## Your task:
Could you give the whole listing again, exactly as it reads?

## Exercise materials:
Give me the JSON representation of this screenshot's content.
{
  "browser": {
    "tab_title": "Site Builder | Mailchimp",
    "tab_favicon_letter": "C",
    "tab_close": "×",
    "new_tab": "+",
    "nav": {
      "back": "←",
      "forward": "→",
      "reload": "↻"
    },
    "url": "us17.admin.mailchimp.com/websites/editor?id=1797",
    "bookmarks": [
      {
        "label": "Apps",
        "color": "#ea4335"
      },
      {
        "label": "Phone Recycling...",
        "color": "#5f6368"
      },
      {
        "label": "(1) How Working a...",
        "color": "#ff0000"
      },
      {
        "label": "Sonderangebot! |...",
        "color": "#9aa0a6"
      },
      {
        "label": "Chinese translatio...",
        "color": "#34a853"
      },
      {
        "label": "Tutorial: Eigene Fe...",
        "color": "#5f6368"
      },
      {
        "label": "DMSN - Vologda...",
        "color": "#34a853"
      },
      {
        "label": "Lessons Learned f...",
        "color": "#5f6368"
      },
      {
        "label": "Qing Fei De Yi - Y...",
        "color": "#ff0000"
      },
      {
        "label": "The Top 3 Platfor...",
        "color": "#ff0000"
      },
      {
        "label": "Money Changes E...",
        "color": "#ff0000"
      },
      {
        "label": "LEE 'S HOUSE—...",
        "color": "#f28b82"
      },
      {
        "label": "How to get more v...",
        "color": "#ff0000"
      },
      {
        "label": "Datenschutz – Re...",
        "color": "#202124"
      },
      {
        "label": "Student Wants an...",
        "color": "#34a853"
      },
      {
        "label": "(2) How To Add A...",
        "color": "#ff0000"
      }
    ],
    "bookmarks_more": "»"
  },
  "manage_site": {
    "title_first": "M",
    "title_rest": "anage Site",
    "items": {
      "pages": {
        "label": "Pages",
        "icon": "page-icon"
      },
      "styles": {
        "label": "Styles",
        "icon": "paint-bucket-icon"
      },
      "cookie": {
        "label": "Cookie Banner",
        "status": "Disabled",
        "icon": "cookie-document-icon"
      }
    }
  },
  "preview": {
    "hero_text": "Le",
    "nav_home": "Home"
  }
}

## Final answer:
Give me the JSON representation of this screenshot's content.
{
  "browser": {
    "tab_title": "Site Builder | Mailchimp",
    "tab_favicon_letter": "C",
    "tab_close": "×",
    "new_tab": "+",
    "nav": {
      "back": "←",
      "forward": "→",
      "reload": "↻"
    },
    "url": "us17.admin.mailchimp.com/websites/editor?id=1797",
    "bookmarks": [
      {
        "label": "Apps",
        "color": "#ea4335"
      },
      {
        "label": "Phone Recycling...",
        "color": "#5f6368"
      },
      {
        "label": "(1) How Working a...",
        "color": "#ff0000"
      },
      {
        "label": "Sonderangebot! |...",
        "color": "#9aa0a6"
      },
      {
        "label": "Chinese translatio...",
        "color": "#34a853"
      },
      {
        "label": "Tutorial: Eigene Fe...",
        "color": "#5f6368"
      },
      {
        "label": "DMSN - Vologda...",
        "color": "#34a853"
      },
      {
        "label": "Lessons Learned f...",
        "color": "#5f6368"
      },
      {
        "label": "Qing Fei De Yi - Y...",
        "color": "#ff0000"
      },
      {
        "label": "The Top 3 Platfor...",
        "color": "#ff0000"
      },
      {
        "label": "Money Changes E...",
        "color": "#ff0000"
      },
      {
        "label": "LEE 'S HOUSE—...",
        "color": "#f28b82"
      },
      {
        "label": "How to get more v...",
        "color": "#ff0000"
      },
      {
        "label": "Datenschutz – Re...",
        "color": "#202124"
      },
      {
        "label": "Student Wants an...",
        "color": "#34a853"
      },
      {
        "label": "(2) How To Add A...",
        "color": "#ff0000"
      }
    ],
    "bookmarks_more": "»"
  },
  "manage_site": {
    "title_first": "M",
    "title_rest": "anage Site",
    "items": {
      "pages": {
        "label": "Pages",
        "icon": "page-icon"
      },
      "styles": {
        "label": "Styles",
        "icon": "paint-bucket-icon"
      },
      "cookie": {
        "label": "Cookie Banner",
        "status": "Disabled",
        "icon": "cookie-document-icon"
      }
    }
  },
  "preview": {
    "hero_text": "Le",
    "nav_home": "Home"
  }
}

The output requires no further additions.